"You're not their mother, you know," I said.

Maybe not. Yet she is their protector.

Finches are "gregarious" birds, I read, gathering at feeders with other birds, twittering on about who and what and where. Social gadflies. Their flight is described as "bouncy" which is probably a reflection of their gregarious nature, like driving and talking at the same time, speed modulated with the rise and fall of their voice. Beware a finch in the air. Give it a wide berth.

The chickadees have also nested in our bluebird house. Maybe once in the many years we have let the house rent-free, the intended tenants actually checked in, yet ever since, the chickadees lay first claim, squatters' rights. We peer in now and then to check on the progress, our curiosity the price they pay for free digs. I read that other birds flock around chickadees as chickadees call out whenever they find a good source of food. Less astute or blinder foragers appreciate this, no doubt, making chickadees a popular bird. They also mind humans less than other birds. So, in general they seem to be irenic birds, congenial though not gregarious.

And then, just yesterday, a turtle larger than a boxer waddled up our sidewalk, making for our fountain. My wife went in to get a bowl of water for him and somehow, in a matter of minutes, he walked away. Who knew a turtle could move so quickly? She looked everywhere for him. Or her. She looked in the mondo grass, under shrubs, around the house, and in the natural areas, pollen dusting her. But no turtle.

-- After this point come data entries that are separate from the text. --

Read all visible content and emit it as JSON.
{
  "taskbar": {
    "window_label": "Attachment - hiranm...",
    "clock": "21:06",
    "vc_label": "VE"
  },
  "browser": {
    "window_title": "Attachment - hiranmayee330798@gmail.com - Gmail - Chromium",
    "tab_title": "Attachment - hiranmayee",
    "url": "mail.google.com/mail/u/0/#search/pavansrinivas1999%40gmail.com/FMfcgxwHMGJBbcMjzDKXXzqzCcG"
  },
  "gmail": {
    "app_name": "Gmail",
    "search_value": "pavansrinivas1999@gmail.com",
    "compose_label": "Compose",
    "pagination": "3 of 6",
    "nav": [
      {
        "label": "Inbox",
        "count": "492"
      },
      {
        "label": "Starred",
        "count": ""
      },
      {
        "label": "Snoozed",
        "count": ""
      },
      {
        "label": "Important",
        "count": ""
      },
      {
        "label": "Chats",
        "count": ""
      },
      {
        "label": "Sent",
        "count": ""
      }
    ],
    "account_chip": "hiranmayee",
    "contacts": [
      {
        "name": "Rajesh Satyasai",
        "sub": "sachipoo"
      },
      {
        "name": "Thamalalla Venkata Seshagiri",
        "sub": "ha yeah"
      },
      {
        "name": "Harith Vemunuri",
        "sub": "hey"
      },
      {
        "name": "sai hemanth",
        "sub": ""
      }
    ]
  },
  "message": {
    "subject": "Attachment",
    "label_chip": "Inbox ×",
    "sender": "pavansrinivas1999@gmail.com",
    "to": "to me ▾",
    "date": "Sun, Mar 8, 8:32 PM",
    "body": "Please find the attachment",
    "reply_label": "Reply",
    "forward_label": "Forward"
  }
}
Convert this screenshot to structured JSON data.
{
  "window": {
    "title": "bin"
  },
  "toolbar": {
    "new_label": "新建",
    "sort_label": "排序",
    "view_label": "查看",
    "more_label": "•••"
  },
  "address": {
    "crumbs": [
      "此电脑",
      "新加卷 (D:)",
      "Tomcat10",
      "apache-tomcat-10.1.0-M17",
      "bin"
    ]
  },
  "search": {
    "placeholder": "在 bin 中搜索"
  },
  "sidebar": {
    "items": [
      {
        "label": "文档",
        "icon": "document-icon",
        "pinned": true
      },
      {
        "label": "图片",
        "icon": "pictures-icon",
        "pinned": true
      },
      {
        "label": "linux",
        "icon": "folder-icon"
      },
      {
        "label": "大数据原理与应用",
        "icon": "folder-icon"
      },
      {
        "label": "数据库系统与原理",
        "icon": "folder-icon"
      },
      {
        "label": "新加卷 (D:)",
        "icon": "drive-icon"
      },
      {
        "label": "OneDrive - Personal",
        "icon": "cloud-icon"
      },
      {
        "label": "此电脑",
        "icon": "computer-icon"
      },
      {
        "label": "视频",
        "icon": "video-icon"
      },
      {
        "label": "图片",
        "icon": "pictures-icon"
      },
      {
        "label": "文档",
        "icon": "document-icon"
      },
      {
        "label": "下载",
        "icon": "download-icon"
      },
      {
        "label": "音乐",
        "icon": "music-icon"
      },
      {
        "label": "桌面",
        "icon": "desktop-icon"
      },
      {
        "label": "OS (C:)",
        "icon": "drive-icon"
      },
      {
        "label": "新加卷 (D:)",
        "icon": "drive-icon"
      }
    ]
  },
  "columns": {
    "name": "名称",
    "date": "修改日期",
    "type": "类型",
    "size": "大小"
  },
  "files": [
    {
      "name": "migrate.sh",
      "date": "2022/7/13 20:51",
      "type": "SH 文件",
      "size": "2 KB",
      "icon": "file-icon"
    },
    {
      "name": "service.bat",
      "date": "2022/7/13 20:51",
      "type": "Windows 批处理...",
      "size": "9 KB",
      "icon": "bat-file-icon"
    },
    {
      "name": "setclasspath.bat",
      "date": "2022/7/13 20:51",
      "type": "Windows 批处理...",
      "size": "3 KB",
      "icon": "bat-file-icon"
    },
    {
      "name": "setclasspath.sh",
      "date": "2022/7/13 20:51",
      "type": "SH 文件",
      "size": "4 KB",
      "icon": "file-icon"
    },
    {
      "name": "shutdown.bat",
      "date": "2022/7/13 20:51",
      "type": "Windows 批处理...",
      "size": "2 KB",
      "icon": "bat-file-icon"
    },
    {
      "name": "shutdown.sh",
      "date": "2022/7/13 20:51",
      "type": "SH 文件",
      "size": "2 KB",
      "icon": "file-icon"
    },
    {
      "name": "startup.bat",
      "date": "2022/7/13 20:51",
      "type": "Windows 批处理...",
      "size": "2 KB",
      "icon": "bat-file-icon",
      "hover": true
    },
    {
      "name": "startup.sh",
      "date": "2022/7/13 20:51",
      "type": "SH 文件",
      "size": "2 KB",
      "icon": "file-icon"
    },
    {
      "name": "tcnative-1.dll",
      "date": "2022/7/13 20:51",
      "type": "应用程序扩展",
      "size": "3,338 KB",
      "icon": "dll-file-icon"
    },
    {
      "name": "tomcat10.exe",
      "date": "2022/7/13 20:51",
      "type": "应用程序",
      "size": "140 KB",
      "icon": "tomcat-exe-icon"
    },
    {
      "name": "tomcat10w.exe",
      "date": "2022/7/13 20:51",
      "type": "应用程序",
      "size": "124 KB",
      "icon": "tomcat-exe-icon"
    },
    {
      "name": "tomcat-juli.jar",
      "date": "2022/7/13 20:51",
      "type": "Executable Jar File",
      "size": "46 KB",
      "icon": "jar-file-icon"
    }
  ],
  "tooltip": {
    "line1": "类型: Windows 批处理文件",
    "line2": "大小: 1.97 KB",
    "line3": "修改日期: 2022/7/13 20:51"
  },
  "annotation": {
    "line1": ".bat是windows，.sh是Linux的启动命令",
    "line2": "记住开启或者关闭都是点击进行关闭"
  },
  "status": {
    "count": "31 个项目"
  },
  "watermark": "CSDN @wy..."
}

When she told her sister about the turtle, she said, "Well, they know where to come, don't they?" And she's right. My wife is an animal-magnet. The needy animal is drawn to her. Be it special needs or emotionally disturbed cats, cantankerous horses, or fence-jumping bird-seed eating deer, they know where to come.

Soon, the finch and chickadee chicks will hatch and, then, always when we aren’t watching, fly, packing up and leaving under cover of darkness, eschewing long goodbyes. Feathers and fuzz is what remains. My wife, the unpaid landlady, eventually cleans behind them, readies their lodgings for next year. The “vacant” sign goes up, but we don’t generally get any new tenants in late Spring. That ship has sailed. We don’t know where they go. Yet, we’ll see them again. They know where to come.

Today, my wife looked up at an awkwardly leaning pine tree with browning pine needles that sheltered the bluebird house. Pine trees don’t look like much anyway; this one, even less. “I’d remove that tree,” she said, “ only that’s the tree the birds land in before entering the bird house.”

That tree owes her its life.